Target Corp. (TGT) continues to increase its footprint in e-commerce, growing by 41% in the second quarter despite an ever-more-crowded digital-retail space populated by bigger players like Amazon (AMZN) and Walmart (WMT) . The program's acceleration, disclosed Wednesday as part of Target's second-quarter earnings release, has been a welcome change for the retailer, which had been lambasted by analysts in the past for its lack of digital presence.
"TGT is one of the most-exposed retailers in our universe to the digital threat," Wells Fargo Senior Analyst Edward Kelly wrote in a note. "Investors have been critical of management for being slow to react to the structural change, but the company now appears to be taking aggressive action."
Kelly lauded such elements of Target's digital strategy as a "ship-to-store" program, where in-store customers complete purchases that are delivered to their homes. He also praised TGT's Drive-Up service, where orders placed via Target's mobile app arrive for pick up outside of your local store. Kelly said such moves help differentiate Target from both traditional competitors and the aforementioned bigger players.
"The strategy is clearly focused on building a digital platform that leverages [Target's] existing store base as opposed to buying/building pure-play digital assets," he wrote. "We don't disagree with the company's thinking, as the cost of competing with Amazon and even Wal-Mart at this point with similar strategies would be extremely high."
Target CFO Catherine Smith described the initiative during the chain's earnings call Wednesday as a blurring of the lines between digital and in-store sales. "Our stores are fulfilling much of that 41% digital growth," she said. "And so, we're going to start talking less and less at some point about our actual 'digital' sales, because it is truly our entire business, fueled by those stores."
Even bearish Morgan Stanley analyst Simeon Gutman, who gives the stock an "Underweight" rating, said in a note that he had to "give credit where it is due" on e-commerce, calling TGT's gains in that area "stellar relative to a majority of retailers." However, Gutman added that some of Target's e-commerce gains were "likely aided by a calendar shift (extra week of back-to-school sales) and the introduction of free two-day shipping."
To be sure, a play that relies so heavily on the existing bricks-and-mortar stores and merchandise pick-ups isn't an entirely diversifying move for the company. Further, it's not entirely certain that Amazon and Walmart can't still displace Target, as their market share already exceeds Target's and doesn't rely as heavily on existing retail real estate.
And while e-commerce is accelerating at Target, it still only accounted for less than $1 billion of the company's $18 billion second-quarter sales.
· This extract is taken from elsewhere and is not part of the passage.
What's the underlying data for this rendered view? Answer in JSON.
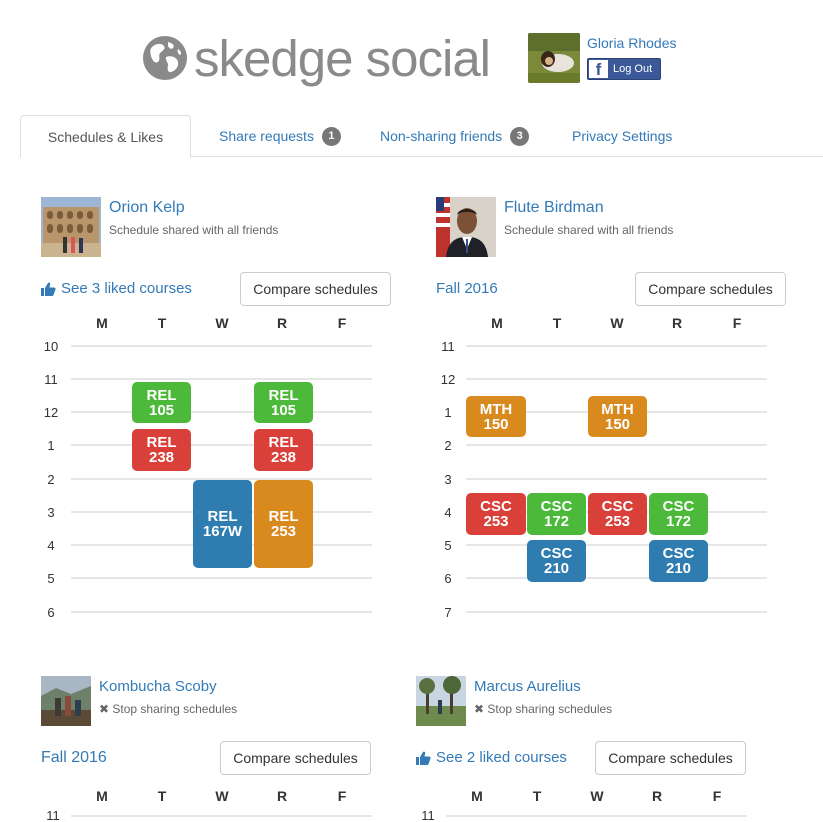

TGT's e-commerce volume also seems even less impressive when compared to Amazon's $52.9 billion in second-quarter sales.
Yet while Target remains well behind competitors in e-commerce and lacks meaningful market share at this point, the firm's rapid second-quarter growth in the category indicates one thing -- there's still room for TGT's e-commerce sales to grow.